=== DESCRIPTION OF THE TASK ===
Please output the listing below character for character and omit the images.
============
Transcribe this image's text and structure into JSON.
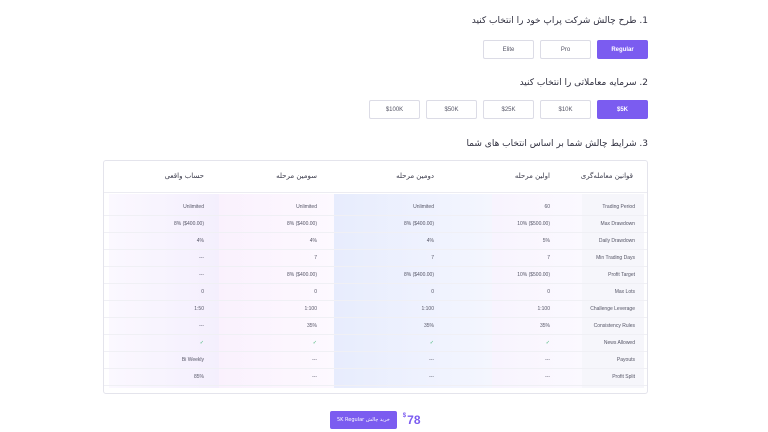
{
  "step1": {
    "title": "1. طرح چالش شرکت پراپ خود را انتخاب کنید",
    "options": [
      "Regular",
      "Pro",
      "Elite"
    ],
    "selected": "Regular"
  },
  "step2": {
    "title": "2. سرمایه معاملاتی را انتخاب کنید",
    "options": [
      "$5K",
      "$10K",
      "$25K",
      "$50K",
      "$100K"
    ],
    "selected": "$5K"
  },
  "step3": {
    "title": "3. شرایط چالش شما بر اساس انتخاب های شما"
  },
  "table": {
    "headers": {
      "rules": "قوانین معامله‌گری",
      "phase1": "اولین مرحله",
      "phase2": "دومین مرحله",
      "phase3": "سومین مرحله",
      "real": "حساب واقعی"
    },
    "rows": [
      {
        "label": "Trading Period",
        "p1": "60",
        "p2": "Unlimited",
        "p3": "Unlimited",
        "real": "Unlimited"
      },
      {
        "label": "Max Drawdown",
        "p1": "10% ($500.00)",
        "p2": "8% ($400.00)",
        "p3": "8% ($400.00)",
        "real": "8% ($400.00)"
      },
      {
        "label": "Daily Drawdown",
        "p1": "5%",
        "p2": "4%",
        "p3": "4%",
        "real": "4%"
      },
      {
        "label": "Min Trading Days",
        "p1": "7",
        "p2": "7",
        "p3": "7",
        "real": "---"
      },
      {
        "label": "Profit Target",
        "p1": "10% ($500.00)",
        "p2": "8% ($400.00)",
        "p3": "8% ($400.00)",
        "real": "---"
      },
      {
        "label": "Max Lots",
        "p1": "0",
        "p2": "0",
        "p3": "0",
        "real": "0"
      },
      {
        "label": "Challenge Leverage",
        "p1": "1:100",
        "p2": "1:100",
        "p3": "1:100",
        "real": "1:50"
      },
      {
        "label": "Consistency Rules",
        "p1": "35%",
        "p2": "35%",
        "p3": "35%",
        "real": "---"
      },
      {
        "label": "News Allowed",
        "p1": "✓",
        "p2": "✓",
        "p3": "✓",
        "real": "✓"
      },
      {
        "label": "Payouts",
        "p1": "---",
        "p2": "---",
        "p3": "---",
        "real": "Bi Weekly"
      },
      {
        "label": "Profit Split",
        "p1": "---",
        "p2": "---",
        "p3": "---",
        "real": "85%"
      }
    ]
  },
  "footer": {
    "buy_label": "خرید چالش 5K Regular",
    "price": "78",
    "currency": "$"
  },
  "colors": {
    "accent": "#7b5cf0",
    "check": "#3cb371"
  }
}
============
=== PROBLEM SOLUTION ===
Transcribe this image's text and structure into JSON.
{
  "step1": {
    "title": "1. طرح چالش شرکت پراپ خود را انتخاب کنید",
    "options": [
      "Regular",
      "Pro",
      "Elite"
    ],
    "selected": "Regular"
  },
  "step2": {
    "title": "2. سرمایه معاملاتی را انتخاب کنید",
    "options": [
      "$5K",
      "$10K",
      "$25K",
      "$50K",
      "$100K"
    ],
    "selected": "$5K"
  },
  "step3": {
    "title": "3. شرایط چالش شما بر اساس انتخاب های شما"
  },
  "table": {
    "headers": {
      "rules": "قوانین معامله‌گری",
      "phase1": "اولین مرحله",
      "phase2": "دومین مرحله",
      "phase3": "سومین مرحله",
      "real": "حساب واقعی"
    },
    "rows": [
      {
        "label": "Trading Period",
        "p1": "60",
        "p2": "Unlimited",
        "p3": "Unlimited",
        "real": "Unlimited"
      },
      {
        "label": "Max Drawdown",
        "p1": "10% ($500.00)",
        "p2": "8% ($400.00)",
        "p3": "8% ($400.00)",
        "real": "8% ($400.00)"
      },
      {
        "label": "Daily Drawdown",
        "p1": "5%",
        "p2": "4%",
        "p3": "4%",
        "real": "4%"
      },
      {
        "label": "Min Trading Days",
        "p1": "7",
        "p2": "7",
        "p3": "7",
        "real": "---"
      },
      {
        "label": "Profit Target",
        "p1": "10% ($500.00)",
        "p2": "8% ($400.00)",
        "p3": "8% ($400.00)",
        "real": "---"
      },
      {
        "label": "Max Lots",
        "p1": "0",
        "p2": "0",
        "p3": "0",
        "real": "0"
      },
      {
        "label": "Challenge Leverage",
        "p1": "1:100",
        "p2": "1:100",
        "p3": "1:100",
        "real": "1:50"
      },
      {
        "label": "Consistency Rules",
        "p1": "35%",
        "p2": "35%",
        "p3": "35%",
        "real": "---"
      },
      {
        "label": "News Allowed",
        "p1": "✓",
        "p2": "✓",
        "p3": "✓",
        "real": "✓"
      },
      {
        "label": "Payouts",
        "p1": "---",
        "p2": "---",
        "p3": "---",
        "real": "Bi Weekly"
      },
      {
        "label": "Profit Split",
        "p1": "---",
        "p2": "---",
        "p3": "---",
        "real": "85%"
      }
    ]
  },
  "footer": {
    "buy_label": "خرید چالش 5K Regular",
    "price": "78",
    "currency": "$"
  },
  "colors": {
    "accent": "#7b5cf0",
    "check": "#3cb371"
  }
}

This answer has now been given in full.